◆ PROBLEM ◆
Select every line containing the word "name" from the material, and copy those lines.

--- DATA RECORDS ---

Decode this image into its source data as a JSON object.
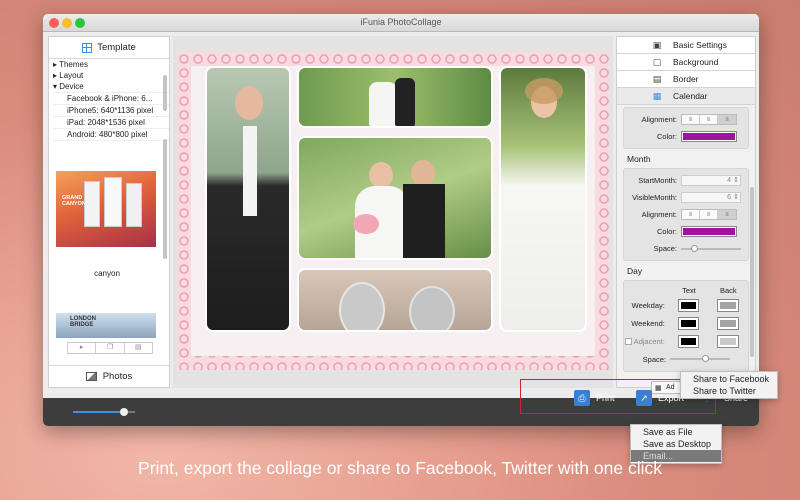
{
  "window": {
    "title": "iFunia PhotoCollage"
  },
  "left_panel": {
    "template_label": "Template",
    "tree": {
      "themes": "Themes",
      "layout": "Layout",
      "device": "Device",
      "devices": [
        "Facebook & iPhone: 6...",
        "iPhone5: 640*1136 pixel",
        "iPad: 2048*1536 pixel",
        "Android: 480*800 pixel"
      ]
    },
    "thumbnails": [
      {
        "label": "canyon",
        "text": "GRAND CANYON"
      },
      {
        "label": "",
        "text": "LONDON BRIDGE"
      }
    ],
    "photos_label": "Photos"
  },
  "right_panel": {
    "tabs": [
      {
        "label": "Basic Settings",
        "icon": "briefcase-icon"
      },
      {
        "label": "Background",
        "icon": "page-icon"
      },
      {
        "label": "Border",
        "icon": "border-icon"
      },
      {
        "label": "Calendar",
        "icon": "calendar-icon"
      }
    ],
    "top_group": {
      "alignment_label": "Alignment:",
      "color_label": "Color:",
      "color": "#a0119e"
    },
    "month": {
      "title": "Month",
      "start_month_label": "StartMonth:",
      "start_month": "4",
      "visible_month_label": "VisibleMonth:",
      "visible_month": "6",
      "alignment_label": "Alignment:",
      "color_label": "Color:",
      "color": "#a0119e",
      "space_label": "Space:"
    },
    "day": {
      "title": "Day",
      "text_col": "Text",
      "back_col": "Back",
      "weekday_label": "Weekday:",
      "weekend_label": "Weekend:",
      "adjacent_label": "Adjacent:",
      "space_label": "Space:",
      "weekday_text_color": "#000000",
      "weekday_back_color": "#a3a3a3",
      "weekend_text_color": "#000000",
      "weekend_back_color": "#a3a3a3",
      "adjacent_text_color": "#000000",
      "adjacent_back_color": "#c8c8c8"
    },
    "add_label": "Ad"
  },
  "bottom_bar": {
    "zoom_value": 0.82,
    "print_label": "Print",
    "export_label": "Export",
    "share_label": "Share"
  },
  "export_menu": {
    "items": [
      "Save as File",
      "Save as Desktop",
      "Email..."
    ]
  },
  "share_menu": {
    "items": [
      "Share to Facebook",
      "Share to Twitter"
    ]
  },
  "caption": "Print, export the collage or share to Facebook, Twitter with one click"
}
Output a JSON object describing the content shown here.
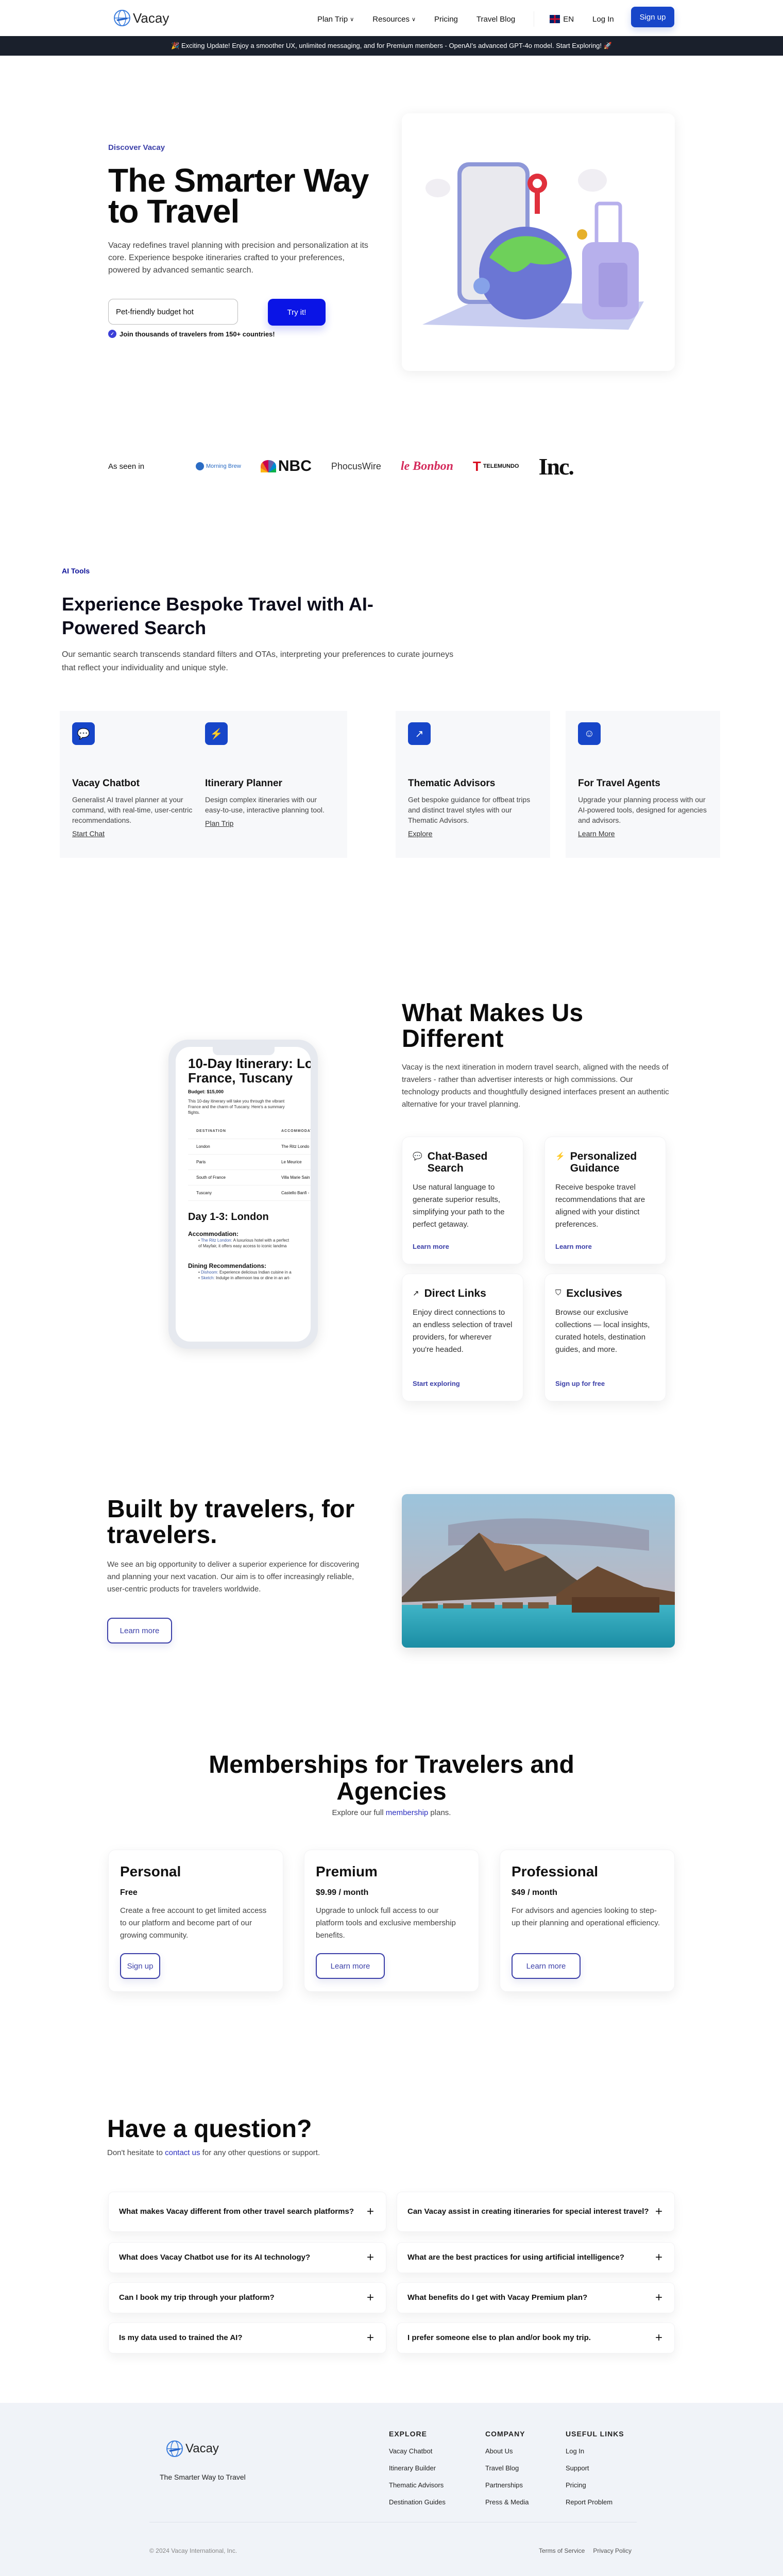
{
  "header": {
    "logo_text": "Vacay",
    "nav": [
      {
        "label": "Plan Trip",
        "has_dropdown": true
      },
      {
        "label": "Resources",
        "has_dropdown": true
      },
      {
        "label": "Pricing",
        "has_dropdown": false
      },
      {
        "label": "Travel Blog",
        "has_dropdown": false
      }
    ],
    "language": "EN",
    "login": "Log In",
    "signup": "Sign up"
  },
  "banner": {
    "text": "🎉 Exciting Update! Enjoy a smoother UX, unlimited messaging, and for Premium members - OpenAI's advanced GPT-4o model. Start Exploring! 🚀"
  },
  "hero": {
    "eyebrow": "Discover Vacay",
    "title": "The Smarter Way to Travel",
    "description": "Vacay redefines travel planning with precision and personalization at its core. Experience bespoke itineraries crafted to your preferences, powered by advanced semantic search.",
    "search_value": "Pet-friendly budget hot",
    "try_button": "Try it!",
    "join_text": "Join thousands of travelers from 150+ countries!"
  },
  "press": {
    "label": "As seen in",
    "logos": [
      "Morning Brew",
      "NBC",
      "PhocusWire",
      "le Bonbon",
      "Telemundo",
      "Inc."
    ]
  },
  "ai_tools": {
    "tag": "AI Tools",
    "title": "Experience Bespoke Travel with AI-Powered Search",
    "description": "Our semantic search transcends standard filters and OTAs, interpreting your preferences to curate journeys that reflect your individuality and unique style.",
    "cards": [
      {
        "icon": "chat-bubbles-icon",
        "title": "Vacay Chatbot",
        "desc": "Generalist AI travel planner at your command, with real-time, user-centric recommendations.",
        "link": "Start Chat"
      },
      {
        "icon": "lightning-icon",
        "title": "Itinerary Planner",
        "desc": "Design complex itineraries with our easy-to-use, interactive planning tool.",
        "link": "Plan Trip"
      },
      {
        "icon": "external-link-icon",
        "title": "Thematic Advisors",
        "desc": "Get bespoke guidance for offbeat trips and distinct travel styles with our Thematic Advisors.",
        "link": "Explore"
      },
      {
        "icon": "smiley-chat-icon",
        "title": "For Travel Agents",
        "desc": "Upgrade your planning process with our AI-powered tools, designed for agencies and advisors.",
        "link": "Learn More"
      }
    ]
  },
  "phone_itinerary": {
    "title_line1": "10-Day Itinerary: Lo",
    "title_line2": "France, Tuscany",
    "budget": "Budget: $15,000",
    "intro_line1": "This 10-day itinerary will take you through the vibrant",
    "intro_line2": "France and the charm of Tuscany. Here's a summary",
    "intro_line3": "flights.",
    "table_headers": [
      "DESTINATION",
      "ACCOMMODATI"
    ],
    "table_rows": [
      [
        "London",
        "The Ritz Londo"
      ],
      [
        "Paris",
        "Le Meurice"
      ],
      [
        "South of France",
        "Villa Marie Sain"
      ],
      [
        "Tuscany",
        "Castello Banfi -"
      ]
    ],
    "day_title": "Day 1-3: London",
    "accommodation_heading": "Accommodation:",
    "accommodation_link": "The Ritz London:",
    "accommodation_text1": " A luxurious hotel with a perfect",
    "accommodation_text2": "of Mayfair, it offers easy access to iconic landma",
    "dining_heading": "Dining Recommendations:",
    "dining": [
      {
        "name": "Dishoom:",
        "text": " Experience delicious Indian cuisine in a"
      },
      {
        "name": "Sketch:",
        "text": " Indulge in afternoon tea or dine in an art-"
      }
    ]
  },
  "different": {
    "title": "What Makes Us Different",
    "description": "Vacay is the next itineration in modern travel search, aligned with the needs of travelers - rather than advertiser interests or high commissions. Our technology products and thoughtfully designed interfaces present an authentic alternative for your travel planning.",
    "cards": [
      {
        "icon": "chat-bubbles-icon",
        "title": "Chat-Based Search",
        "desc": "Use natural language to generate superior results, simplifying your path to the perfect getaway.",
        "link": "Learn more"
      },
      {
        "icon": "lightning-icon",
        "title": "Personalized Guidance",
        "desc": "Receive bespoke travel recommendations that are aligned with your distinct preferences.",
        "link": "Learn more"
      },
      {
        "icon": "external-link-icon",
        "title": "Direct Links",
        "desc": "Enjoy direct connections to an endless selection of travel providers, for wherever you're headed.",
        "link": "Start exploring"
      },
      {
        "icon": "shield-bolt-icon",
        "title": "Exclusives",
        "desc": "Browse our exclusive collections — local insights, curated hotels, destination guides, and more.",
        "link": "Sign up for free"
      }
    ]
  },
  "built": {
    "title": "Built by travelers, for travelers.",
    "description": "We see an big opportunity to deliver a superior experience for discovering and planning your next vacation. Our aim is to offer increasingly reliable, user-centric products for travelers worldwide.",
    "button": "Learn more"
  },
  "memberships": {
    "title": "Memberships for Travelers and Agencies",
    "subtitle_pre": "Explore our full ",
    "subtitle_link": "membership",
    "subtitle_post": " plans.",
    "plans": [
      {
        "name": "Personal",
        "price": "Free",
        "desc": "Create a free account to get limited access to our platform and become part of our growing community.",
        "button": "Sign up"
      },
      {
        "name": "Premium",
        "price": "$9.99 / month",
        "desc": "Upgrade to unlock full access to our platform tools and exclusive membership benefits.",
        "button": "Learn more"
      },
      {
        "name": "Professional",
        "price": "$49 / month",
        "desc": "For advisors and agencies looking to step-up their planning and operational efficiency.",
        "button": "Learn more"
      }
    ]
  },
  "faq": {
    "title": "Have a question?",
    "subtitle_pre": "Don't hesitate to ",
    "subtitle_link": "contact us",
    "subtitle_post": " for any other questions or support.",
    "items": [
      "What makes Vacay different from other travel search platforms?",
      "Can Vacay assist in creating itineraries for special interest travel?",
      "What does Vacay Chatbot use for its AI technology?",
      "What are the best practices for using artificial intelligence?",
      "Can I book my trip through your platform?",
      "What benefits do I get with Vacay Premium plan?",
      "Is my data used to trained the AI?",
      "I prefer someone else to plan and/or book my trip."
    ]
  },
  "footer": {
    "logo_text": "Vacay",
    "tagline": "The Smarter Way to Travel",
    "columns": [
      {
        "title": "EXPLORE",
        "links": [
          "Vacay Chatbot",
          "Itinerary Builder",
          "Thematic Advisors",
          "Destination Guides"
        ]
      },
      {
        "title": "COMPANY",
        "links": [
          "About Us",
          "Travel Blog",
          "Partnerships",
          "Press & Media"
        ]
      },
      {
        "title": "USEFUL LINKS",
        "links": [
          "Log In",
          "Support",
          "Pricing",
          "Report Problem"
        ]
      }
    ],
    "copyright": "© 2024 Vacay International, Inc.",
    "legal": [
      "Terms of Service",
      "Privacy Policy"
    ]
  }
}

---

◆ ANSWER BOX ◆
        "name": "Dishoom:",
        "name": "Sketch:",
        "name": "Personal",
        "name": "Premium",
        "name": "Professional",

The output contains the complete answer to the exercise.